(INFORMATION SHOWN)
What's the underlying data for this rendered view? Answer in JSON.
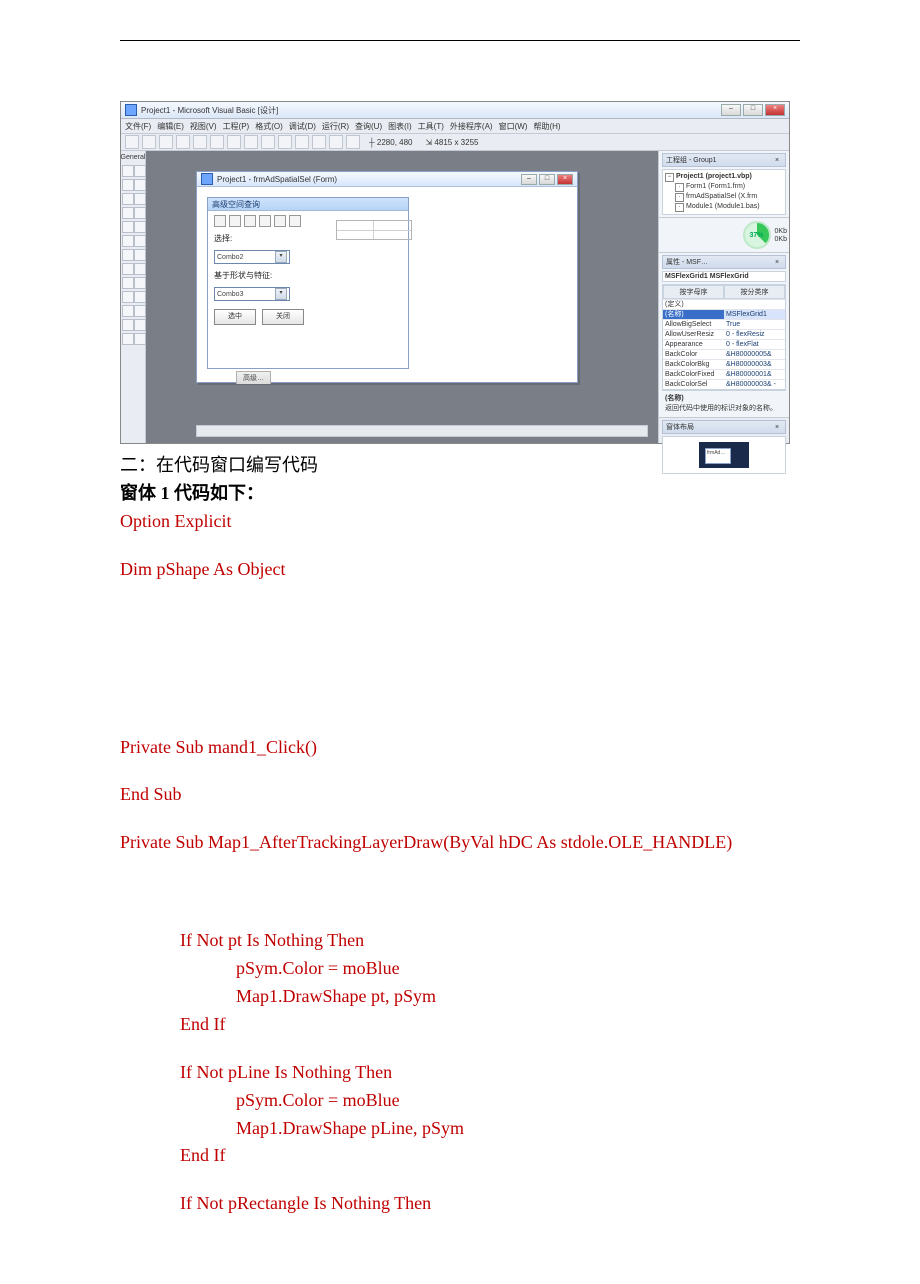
{
  "ide": {
    "title": "Project1 - Microsoft Visual Basic [设计]",
    "menu": [
      "文件(F)",
      "编辑(E)",
      "视图(V)",
      "工程(P)",
      "格式(O)",
      "调试(D)",
      "运行(R)",
      "查询(U)",
      "图表(I)",
      "工具(T)",
      "外接程序(A)",
      "窗口(W)",
      "帮助(H)"
    ],
    "coords_a": "2280, 480",
    "coords_b": "4815 x 3255",
    "toolbox_head": "General",
    "form_window_title": "Project1 - frmAdSpatialSel (Form)",
    "inner_form_title": "高级空间查询",
    "lbl_select": "选择:",
    "combo2": "Combo2",
    "lbl_shape": "基于形状与特征:",
    "combo3": "Combo3",
    "btn_selzhong": "选中",
    "btn_close": "关闭",
    "tab_inner": "高级…",
    "project_panel": {
      "title": "工程组 - Group1",
      "root": "Project1 (project1.vbp)",
      "n1": "Form1 (Form1.frm)",
      "n2": "frmAdSpatialSel (X.frm",
      "n3": "Module1 (Module1.bas)"
    },
    "gauge": "37%",
    "gauge_r1": "0Kb",
    "gauge_r2": "0Kb",
    "props": {
      "title": "属性 - MSF…",
      "grid_name": "MSFlexGrid1 MSFlexGrid",
      "tab1": "按字母序",
      "tab2": "按分类序",
      "custom": "(定义)",
      "nameK": "(名称)",
      "nameV": "MSFlexGrid1",
      "rows": [
        [
          "AllowBigSelect",
          "True"
        ],
        [
          "AllowUserResiz",
          "0 - flexResiz"
        ],
        [
          "Appearance",
          "0 - flexFlat"
        ],
        [
          "BackColor",
          "&H80000005&"
        ],
        [
          "BackColorBkg",
          "&H80000003&"
        ],
        [
          "BackColorFixed",
          "&H80000001&"
        ],
        [
          "BackColorSel",
          "&H80000003& -"
        ]
      ],
      "desc_head": "(名称)",
      "desc_body": "返回代码中使用的标识对象的名称。"
    },
    "layout_title": "窗体布局",
    "layout_form": "frmAd…"
  },
  "doc": {
    "caption": "二：在代码窗口编写代码",
    "subhead_pre": "窗体",
    "subhead_num": "1",
    "subhead_post": "代码如下：",
    "c1": "Option Explicit",
    "c2": "Dim pShape As Object",
    "c3": "Private Sub mand1_Click()",
    "c4": "End Sub",
    "c5": "Private Sub Map1_AfterTrackingLayerDraw(ByVal hDC As stdole.OLE_HANDLE)",
    "b1": "If Not pt Is Nothing Then",
    "b1a": "pSym.Color = moBlue",
    "b1b": "Map1.DrawShape pt, pSym",
    "b1e": "End If",
    "b2": "If Not pLine Is Nothing Then",
    "b2a": "pSym.Color = moBlue",
    "b2b": "Map1.DrawShape pLine, pSym",
    "b2e": "End If",
    "b3": "If Not pRectangle Is Nothing Then"
  }
}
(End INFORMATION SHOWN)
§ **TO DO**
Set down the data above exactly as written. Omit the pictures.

§ **RESPONSE TO THIS TASK**
What's the underlying data for this rendered view? Answer in JSON.
{
  "ide": {
    "title": "Project1 - Microsoft Visual Basic [设计]",
    "menu": [
      "文件(F)",
      "编辑(E)",
      "视图(V)",
      "工程(P)",
      "格式(O)",
      "调试(D)",
      "运行(R)",
      "查询(U)",
      "图表(I)",
      "工具(T)",
      "外接程序(A)",
      "窗口(W)",
      "帮助(H)"
    ],
    "coords_a": "2280, 480",
    "coords_b": "4815 x 3255",
    "toolbox_head": "General",
    "form_window_title": "Project1 - frmAdSpatialSel (Form)",
    "inner_form_title": "高级空间查询",
    "lbl_select": "选择:",
    "combo2": "Combo2",
    "lbl_shape": "基于形状与特征:",
    "combo3": "Combo3",
    "btn_selzhong": "选中",
    "btn_close": "关闭",
    "tab_inner": "高级…",
    "project_panel": {
      "title": "工程组 - Group1",
      "root": "Project1 (project1.vbp)",
      "n1": "Form1 (Form1.frm)",
      "n2": "frmAdSpatialSel (X.frm",
      "n3": "Module1 (Module1.bas)"
    },
    "gauge": "37%",
    "gauge_r1": "0Kb",
    "gauge_r2": "0Kb",
    "props": {
      "title": "属性 - MSF…",
      "grid_name": "MSFlexGrid1 MSFlexGrid",
      "tab1": "按字母序",
      "tab2": "按分类序",
      "custom": "(定义)",
      "nameK": "(名称)",
      "nameV": "MSFlexGrid1",
      "rows": [
        [
          "AllowBigSelect",
          "True"
        ],
        [
          "AllowUserResiz",
          "0 - flexResiz"
        ],
        [
          "Appearance",
          "0 - flexFlat"
        ],
        [
          "BackColor",
          "&H80000005&"
        ],
        [
          "BackColorBkg",
          "&H80000003&"
        ],
        [
          "BackColorFixed",
          "&H80000001&"
        ],
        [
          "BackColorSel",
          "&H80000003& -"
        ]
      ],
      "desc_head": "(名称)",
      "desc_body": "返回代码中使用的标识对象的名称。"
    },
    "layout_title": "窗体布局",
    "layout_form": "frmAd…"
  },
  "doc": {
    "caption": "二：在代码窗口编写代码",
    "subhead_pre": "窗体",
    "subhead_num": "1",
    "subhead_post": "代码如下：",
    "c1": "Option Explicit",
    "c2": "Dim pShape As Object",
    "c3": "Private Sub mand1_Click()",
    "c4": "End Sub",
    "c5": "Private Sub Map1_AfterTrackingLayerDraw(ByVal hDC As stdole.OLE_HANDLE)",
    "b1": "If Not pt Is Nothing Then",
    "b1a": "pSym.Color = moBlue",
    "b1b": "Map1.DrawShape pt, pSym",
    "b1e": "End If",
    "b2": "If Not pLine Is Nothing Then",
    "b2a": "pSym.Color = moBlue",
    "b2b": "Map1.DrawShape pLine, pSym",
    "b2e": "End If",
    "b3": "If Not pRectangle Is Nothing Then"
  }
}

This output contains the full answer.